YOUR ASSIGNMENT
In the records below, find each line with the word "bible" and copy it.

(Extracted data entries)
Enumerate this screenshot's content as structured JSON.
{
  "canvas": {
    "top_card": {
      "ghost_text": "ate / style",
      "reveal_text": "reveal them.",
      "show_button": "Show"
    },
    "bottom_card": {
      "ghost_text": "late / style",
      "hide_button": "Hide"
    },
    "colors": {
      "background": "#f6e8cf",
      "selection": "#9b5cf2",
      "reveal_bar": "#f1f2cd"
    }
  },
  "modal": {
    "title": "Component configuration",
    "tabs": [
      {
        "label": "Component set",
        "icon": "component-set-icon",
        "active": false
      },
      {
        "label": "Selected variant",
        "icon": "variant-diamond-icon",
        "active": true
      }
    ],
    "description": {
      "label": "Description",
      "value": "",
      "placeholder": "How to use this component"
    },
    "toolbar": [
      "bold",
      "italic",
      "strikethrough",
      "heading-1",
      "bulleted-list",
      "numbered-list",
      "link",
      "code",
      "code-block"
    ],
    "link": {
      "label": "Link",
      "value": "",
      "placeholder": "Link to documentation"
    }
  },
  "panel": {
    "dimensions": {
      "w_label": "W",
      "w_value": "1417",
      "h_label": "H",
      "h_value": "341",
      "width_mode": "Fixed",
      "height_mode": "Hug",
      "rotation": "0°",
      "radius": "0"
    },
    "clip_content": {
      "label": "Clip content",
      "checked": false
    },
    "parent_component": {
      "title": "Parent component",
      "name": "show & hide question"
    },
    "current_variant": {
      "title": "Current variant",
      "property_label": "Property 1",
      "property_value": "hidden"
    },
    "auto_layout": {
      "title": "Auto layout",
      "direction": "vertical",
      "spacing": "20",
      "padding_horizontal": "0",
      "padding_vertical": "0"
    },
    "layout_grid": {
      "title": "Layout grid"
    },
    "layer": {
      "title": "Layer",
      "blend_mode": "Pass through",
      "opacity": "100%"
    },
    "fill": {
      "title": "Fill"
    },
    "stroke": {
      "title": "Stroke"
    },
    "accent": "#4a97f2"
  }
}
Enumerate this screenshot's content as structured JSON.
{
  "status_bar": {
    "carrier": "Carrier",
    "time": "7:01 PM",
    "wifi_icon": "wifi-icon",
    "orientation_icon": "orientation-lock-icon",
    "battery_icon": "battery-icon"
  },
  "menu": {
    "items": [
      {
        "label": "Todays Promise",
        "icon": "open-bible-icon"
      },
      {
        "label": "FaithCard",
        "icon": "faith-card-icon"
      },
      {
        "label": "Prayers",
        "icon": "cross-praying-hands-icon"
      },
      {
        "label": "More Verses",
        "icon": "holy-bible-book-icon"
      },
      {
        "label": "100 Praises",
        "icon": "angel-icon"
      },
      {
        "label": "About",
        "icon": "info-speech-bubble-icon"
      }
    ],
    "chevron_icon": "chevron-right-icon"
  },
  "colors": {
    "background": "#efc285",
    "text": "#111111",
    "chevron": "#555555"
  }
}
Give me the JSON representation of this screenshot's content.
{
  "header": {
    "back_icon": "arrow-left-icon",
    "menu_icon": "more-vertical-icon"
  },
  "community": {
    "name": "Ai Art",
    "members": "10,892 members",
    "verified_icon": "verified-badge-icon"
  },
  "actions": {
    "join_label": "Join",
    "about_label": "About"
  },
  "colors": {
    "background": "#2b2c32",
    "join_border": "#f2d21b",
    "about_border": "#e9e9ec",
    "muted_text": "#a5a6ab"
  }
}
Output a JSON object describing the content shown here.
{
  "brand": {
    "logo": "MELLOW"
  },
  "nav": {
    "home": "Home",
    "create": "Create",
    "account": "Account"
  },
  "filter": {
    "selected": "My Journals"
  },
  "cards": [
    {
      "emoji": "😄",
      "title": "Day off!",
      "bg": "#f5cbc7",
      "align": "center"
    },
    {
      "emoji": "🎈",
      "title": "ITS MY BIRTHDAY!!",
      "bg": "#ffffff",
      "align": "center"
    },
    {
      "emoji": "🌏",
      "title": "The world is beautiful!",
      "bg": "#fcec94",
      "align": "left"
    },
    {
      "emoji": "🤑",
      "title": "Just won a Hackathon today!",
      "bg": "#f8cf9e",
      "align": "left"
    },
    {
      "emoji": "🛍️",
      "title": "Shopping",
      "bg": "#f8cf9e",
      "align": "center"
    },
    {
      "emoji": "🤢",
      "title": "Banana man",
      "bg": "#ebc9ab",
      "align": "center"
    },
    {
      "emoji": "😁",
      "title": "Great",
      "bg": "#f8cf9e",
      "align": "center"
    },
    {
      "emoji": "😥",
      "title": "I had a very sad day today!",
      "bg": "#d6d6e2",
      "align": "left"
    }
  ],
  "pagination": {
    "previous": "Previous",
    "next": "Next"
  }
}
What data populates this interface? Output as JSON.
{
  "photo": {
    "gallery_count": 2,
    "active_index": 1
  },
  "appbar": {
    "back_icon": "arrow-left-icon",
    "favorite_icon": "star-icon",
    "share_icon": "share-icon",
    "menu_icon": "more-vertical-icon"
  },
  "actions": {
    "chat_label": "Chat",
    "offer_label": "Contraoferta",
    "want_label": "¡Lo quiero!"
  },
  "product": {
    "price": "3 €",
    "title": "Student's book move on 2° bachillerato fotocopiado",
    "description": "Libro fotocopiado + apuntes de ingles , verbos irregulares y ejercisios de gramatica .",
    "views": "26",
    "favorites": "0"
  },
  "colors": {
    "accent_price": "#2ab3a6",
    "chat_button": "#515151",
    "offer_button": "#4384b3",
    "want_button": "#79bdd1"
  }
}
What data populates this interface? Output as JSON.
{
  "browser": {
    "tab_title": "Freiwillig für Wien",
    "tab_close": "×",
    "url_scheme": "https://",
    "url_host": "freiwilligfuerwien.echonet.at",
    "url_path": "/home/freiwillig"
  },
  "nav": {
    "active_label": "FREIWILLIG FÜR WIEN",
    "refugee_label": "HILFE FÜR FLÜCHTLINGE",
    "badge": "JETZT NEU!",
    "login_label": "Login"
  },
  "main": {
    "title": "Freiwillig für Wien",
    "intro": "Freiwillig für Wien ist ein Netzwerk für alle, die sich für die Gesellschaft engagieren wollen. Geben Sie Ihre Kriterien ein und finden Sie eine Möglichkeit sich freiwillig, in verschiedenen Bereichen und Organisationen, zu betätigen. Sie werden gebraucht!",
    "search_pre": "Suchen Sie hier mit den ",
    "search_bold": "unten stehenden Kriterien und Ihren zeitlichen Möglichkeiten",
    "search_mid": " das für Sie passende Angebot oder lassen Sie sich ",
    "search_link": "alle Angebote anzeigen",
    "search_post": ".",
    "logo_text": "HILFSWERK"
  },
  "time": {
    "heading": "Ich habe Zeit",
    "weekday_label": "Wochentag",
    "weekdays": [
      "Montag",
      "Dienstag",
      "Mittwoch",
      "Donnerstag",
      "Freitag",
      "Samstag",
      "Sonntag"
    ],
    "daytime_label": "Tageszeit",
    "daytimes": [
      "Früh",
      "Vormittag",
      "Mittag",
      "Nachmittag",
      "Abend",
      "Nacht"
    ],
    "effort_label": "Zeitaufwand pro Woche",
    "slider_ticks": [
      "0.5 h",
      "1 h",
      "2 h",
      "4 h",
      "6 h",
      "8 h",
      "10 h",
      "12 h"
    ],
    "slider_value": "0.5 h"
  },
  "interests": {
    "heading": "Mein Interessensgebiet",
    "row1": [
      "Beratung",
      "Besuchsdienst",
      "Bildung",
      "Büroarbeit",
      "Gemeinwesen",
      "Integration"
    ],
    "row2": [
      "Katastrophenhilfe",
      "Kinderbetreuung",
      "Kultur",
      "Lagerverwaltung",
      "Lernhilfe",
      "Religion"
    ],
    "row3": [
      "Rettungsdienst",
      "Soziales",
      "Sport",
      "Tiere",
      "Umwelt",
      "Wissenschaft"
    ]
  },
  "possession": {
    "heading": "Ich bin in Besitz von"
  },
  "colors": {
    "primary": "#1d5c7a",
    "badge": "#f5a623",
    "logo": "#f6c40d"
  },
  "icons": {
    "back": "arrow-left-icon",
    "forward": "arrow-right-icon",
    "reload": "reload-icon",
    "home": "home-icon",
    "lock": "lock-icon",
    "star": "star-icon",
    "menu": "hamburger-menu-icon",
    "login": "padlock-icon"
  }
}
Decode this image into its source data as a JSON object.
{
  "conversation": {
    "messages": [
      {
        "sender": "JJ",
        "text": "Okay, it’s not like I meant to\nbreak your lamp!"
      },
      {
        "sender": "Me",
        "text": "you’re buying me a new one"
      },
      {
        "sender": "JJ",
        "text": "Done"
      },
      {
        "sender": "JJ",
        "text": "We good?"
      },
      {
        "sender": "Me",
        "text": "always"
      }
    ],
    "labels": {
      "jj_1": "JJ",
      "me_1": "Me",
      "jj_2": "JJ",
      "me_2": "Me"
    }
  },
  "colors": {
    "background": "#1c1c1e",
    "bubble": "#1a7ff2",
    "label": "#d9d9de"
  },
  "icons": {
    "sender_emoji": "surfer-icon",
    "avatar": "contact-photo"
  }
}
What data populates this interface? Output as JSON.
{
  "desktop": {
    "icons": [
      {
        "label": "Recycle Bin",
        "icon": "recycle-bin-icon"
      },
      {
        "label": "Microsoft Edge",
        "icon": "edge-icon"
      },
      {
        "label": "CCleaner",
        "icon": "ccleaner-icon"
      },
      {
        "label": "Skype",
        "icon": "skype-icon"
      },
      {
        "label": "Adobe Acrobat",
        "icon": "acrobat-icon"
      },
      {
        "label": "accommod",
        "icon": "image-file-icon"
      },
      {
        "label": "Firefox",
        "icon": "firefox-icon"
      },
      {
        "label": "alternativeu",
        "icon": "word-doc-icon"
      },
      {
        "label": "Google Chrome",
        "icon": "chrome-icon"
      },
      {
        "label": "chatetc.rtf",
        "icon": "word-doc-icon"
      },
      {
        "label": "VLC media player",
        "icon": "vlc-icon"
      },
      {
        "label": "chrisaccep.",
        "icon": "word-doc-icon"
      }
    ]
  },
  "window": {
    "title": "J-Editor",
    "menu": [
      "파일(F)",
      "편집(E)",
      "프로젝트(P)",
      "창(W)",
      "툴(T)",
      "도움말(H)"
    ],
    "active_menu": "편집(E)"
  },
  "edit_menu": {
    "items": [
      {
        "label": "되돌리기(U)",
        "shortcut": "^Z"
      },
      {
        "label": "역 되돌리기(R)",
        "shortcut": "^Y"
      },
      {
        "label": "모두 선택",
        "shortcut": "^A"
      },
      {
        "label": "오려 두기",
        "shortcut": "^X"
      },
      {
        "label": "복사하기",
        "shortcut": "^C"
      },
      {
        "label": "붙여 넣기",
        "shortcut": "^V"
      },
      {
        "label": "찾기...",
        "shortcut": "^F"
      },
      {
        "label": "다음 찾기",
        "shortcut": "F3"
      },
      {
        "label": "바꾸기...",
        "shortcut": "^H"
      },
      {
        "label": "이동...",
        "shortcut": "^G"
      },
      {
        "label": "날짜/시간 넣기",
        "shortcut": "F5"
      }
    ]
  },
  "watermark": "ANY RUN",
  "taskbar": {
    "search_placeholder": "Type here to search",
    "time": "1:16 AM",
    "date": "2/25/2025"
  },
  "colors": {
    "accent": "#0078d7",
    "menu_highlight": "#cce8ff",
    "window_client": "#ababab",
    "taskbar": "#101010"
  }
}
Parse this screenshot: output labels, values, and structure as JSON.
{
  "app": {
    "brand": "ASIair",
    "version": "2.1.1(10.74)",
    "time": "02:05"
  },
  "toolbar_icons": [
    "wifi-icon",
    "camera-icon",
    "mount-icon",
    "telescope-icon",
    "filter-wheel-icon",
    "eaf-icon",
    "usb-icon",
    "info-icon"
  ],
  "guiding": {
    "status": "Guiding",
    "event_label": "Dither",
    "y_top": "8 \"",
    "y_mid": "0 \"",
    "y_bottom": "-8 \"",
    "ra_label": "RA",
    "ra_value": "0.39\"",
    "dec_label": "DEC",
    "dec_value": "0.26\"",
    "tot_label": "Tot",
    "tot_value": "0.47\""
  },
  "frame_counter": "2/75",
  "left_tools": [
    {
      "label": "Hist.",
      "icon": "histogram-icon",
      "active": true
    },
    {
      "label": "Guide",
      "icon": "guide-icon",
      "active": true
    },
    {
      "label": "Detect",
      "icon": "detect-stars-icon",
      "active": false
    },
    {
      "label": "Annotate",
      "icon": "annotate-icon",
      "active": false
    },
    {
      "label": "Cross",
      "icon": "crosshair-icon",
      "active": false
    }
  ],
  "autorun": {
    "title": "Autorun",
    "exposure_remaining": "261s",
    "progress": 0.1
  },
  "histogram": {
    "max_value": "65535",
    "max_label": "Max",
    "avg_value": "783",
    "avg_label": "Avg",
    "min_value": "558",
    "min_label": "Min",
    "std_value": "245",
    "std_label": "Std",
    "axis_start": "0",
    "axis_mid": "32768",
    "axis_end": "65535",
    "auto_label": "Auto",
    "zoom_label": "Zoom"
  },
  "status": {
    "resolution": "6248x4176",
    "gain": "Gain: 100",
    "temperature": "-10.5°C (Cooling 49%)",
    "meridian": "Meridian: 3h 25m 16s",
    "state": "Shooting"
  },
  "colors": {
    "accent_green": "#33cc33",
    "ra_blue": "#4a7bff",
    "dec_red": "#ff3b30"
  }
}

ANSWER TO THE EXERCISE
        "icon": "open-bible-icon"
        "icon": "holy-bible-book-icon"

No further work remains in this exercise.